--- RECORDS FOR THIS EXERCISE ---

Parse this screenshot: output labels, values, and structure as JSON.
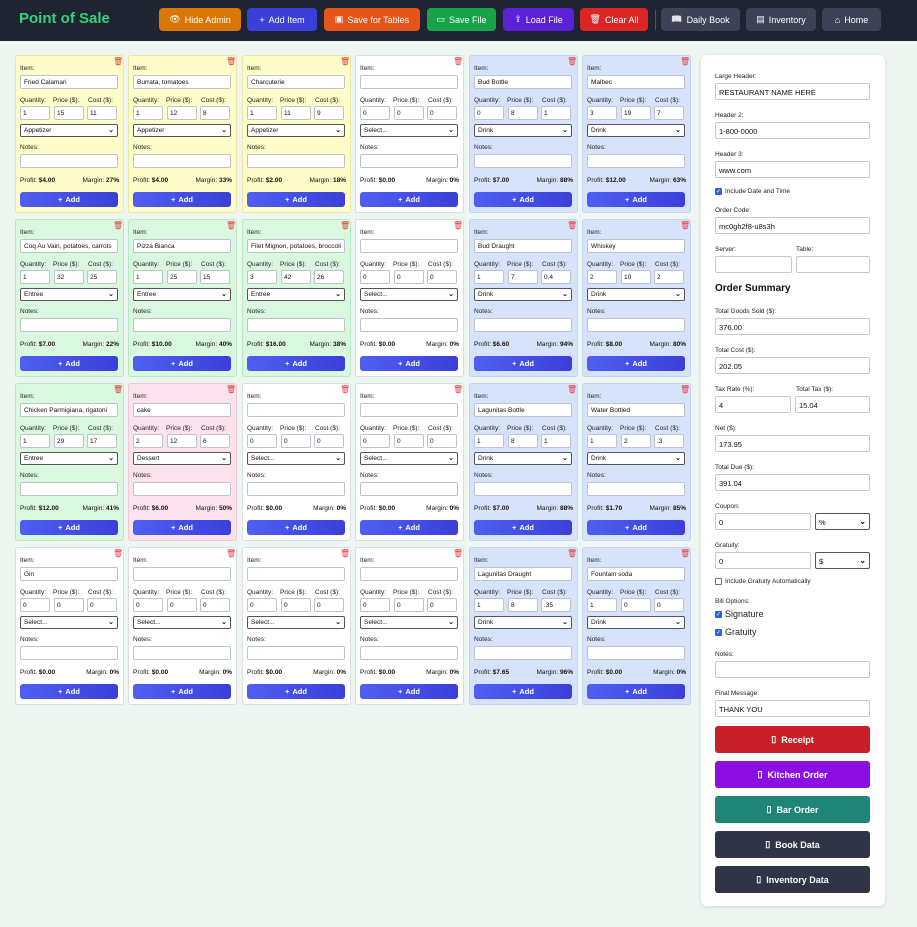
{
  "app": {
    "title": "Point of Sale"
  },
  "toolbar": [
    {
      "label": "Hide Admin",
      "icon": "👁",
      "color": "#d97706",
      "name": "hide-admin-button"
    },
    {
      "label": "Add Item",
      "icon": "+",
      "color": "#3b3fd8",
      "name": "add-item-button"
    },
    {
      "label": "Save for Tables",
      "icon": "▣",
      "color": "#e5541b",
      "name": "save-for-tables-button"
    },
    {
      "label": "Save File",
      "icon": "▭",
      "color": "#16a34a",
      "name": "save-file-button"
    },
    {
      "label": "Load File",
      "icon": "⇪",
      "color": "#5b21d6",
      "name": "load-file-button"
    },
    {
      "label": "Clear All",
      "icon": "🗑",
      "color": "#dc2626",
      "name": "clear-all-button"
    },
    {
      "label": "Daily Book",
      "icon": "📖",
      "color": "#3d4356",
      "name": "daily-book-button"
    },
    {
      "label": "Inventory",
      "icon": "▤",
      "color": "#3d4356",
      "name": "inventory-button"
    },
    {
      "label": "Home",
      "icon": "⌂",
      "color": "#3d4356",
      "name": "home-button"
    }
  ],
  "labels": {
    "item": "Item:",
    "quantity": "Quantity:",
    "price": "Price ($):",
    "cost": "Cost ($):",
    "notes": "Notes:",
    "profit": "Profit:",
    "margin": "Margin:",
    "add": "Add",
    "select_placeholder": "Select..."
  },
  "items": [
    {
      "name": "Fried Calamari",
      "qty": "1",
      "price": "15",
      "cost": "11",
      "category": "Appetizer",
      "profit": "$4.00",
      "margin": "27%"
    },
    {
      "name": "Burrata, tomatoes",
      "qty": "1",
      "price": "12",
      "cost": "8",
      "category": "Appetizer",
      "profit": "$4.00",
      "margin": "33%"
    },
    {
      "name": "Charcuterie",
      "qty": "1",
      "price": "11",
      "cost": "9",
      "category": "Appetizer",
      "profit": "$2.00",
      "margin": "18%"
    },
    {
      "name": "",
      "qty": "0",
      "price": "0",
      "cost": "0",
      "category": "",
      "profit": "$0.00",
      "margin": "0%"
    },
    {
      "name": "Bud Bottle",
      "qty": "0",
      "price": "8",
      "cost": "1",
      "category": "Drink",
      "profit": "$7.00",
      "margin": "88%"
    },
    {
      "name": "Malbec",
      "qty": "3",
      "price": "19",
      "cost": "7",
      "category": "Drink",
      "profit": "$12.00",
      "margin": "63%"
    },
    {
      "name": "Coq Au Vain, potatoes, carrots",
      "qty": "1",
      "price": "32",
      "cost": "25",
      "category": "Entree",
      "profit": "$7.00",
      "margin": "22%"
    },
    {
      "name": "Pizza Bianca",
      "qty": "1",
      "price": "25",
      "cost": "15",
      "category": "Entree",
      "profit": "$10.00",
      "margin": "40%"
    },
    {
      "name": "Filet Mignon, potatoes, broccoli",
      "qty": "3",
      "price": "42",
      "cost": "26",
      "category": "Entree",
      "profit": "$16.00",
      "margin": "38%"
    },
    {
      "name": "",
      "qty": "0",
      "price": "0",
      "cost": "0",
      "category": "",
      "profit": "$0.00",
      "margin": "0%"
    },
    {
      "name": "Bud Draught",
      "qty": "1",
      "price": "7",
      "cost": "0.4",
      "category": "Drink",
      "profit": "$6.60",
      "margin": "94%"
    },
    {
      "name": "Whiskey",
      "qty": "2",
      "price": "10",
      "cost": "2",
      "category": "Drink",
      "profit": "$8.00",
      "margin": "80%"
    },
    {
      "name": "Chicken Parmigiana, rigatoni",
      "qty": "1",
      "price": "29",
      "cost": "17",
      "category": "Entree",
      "profit": "$12.00",
      "margin": "41%"
    },
    {
      "name": "cake",
      "qty": "2",
      "price": "12",
      "cost": "6",
      "category": "Dessert",
      "profit": "$6.00",
      "margin": "50%"
    },
    {
      "name": "",
      "qty": "0",
      "price": "0",
      "cost": "0",
      "category": "",
      "profit": "$0.00",
      "margin": "0%"
    },
    {
      "name": "",
      "qty": "0",
      "price": "0",
      "cost": "0",
      "category": "",
      "profit": "$0.00",
      "margin": "0%"
    },
    {
      "name": "Lagunitas Bottle",
      "qty": "1",
      "price": "8",
      "cost": "1",
      "category": "Drink",
      "profit": "$7.00",
      "margin": "88%"
    },
    {
      "name": "Water Bottled",
      "qty": "1",
      "price": "2",
      "cost": ".3",
      "category": "Drink",
      "profit": "$1.70",
      "margin": "85%"
    },
    {
      "name": "Gin",
      "qty": "0",
      "price": "0",
      "cost": "0",
      "category": "",
      "profit": "$0.00",
      "margin": "0%"
    },
    {
      "name": "",
      "qty": "0",
      "price": "0",
      "cost": "0",
      "category": "",
      "profit": "$0.00",
      "margin": "0%"
    },
    {
      "name": "",
      "qty": "0",
      "price": "0",
      "cost": "0",
      "category": "",
      "profit": "$0.00",
      "margin": "0%"
    },
    {
      "name": "",
      "qty": "0",
      "price": "0",
      "cost": "0",
      "category": "",
      "profit": "$0.00",
      "margin": "0%"
    },
    {
      "name": "Lagunitas Draught",
      "qty": "1",
      "price": "8",
      "cost": ".35",
      "category": "Drink",
      "profit": "$7.65",
      "margin": "96%"
    },
    {
      "name": "Fountain soda",
      "qty": "1",
      "price": "0",
      "cost": "0",
      "category": "Drink",
      "profit": "$0.00",
      "margin": "0%"
    }
  ],
  "panel": {
    "large_header_label": "Large Header:",
    "large_header": "RESTAURANT NAME HERE",
    "header2_label": "Header 2:",
    "header2": "1-800-0000",
    "header3_label": "Header 3:",
    "header3": "www.com",
    "include_datetime": "Include Date and Time",
    "order_code_label": "Order Code:",
    "order_code": "mc0gh2f8-u8s3h",
    "server_label": "Server:",
    "table_label": "Table:",
    "summary_title": "Order Summary",
    "total_goods_label": "Total Goods Sold ($):",
    "total_goods": "376.00",
    "total_cost_label": "Total Cost ($):",
    "total_cost": "202.05",
    "tax_rate_label": "Tax Rate (%):",
    "tax_rate": "4",
    "total_tax_label": "Total Tax ($):",
    "total_tax": "15.04",
    "net_label": "Net ($):",
    "net": "173.95",
    "total_due_label": "Total Due ($):",
    "total_due": "391.04",
    "coupon_label": "Coupon:",
    "coupon": "0",
    "coupon_type": "%",
    "gratuity_label": "Gratuity:",
    "gratuity": "0",
    "gratuity_type": "$",
    "include_gratuity": "Include Gratuity Automatically",
    "bill_options_label": "Bill Options:",
    "signature": "Signature",
    "gratuity_option": "Gratuity",
    "notes_label": "Notes:",
    "final_message_label": "Final Message:",
    "final_message": "THANK YOU",
    "buttons": [
      {
        "label": "Receipt",
        "color": "#c8202a",
        "name": "receipt-button"
      },
      {
        "label": "Kitchen Order",
        "color": "#8b0fe0",
        "name": "kitchen-order-button"
      },
      {
        "label": "Bar Order",
        "color": "#1e8577",
        "name": "bar-order-button"
      },
      {
        "label": "Book Data",
        "color": "#2f3547",
        "name": "book-data-button"
      },
      {
        "label": "Inventory Data",
        "color": "#2f3547",
        "name": "inventory-data-button"
      }
    ]
  }
}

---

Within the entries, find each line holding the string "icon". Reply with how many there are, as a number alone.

> RESULT OF THE EXERCISE:
9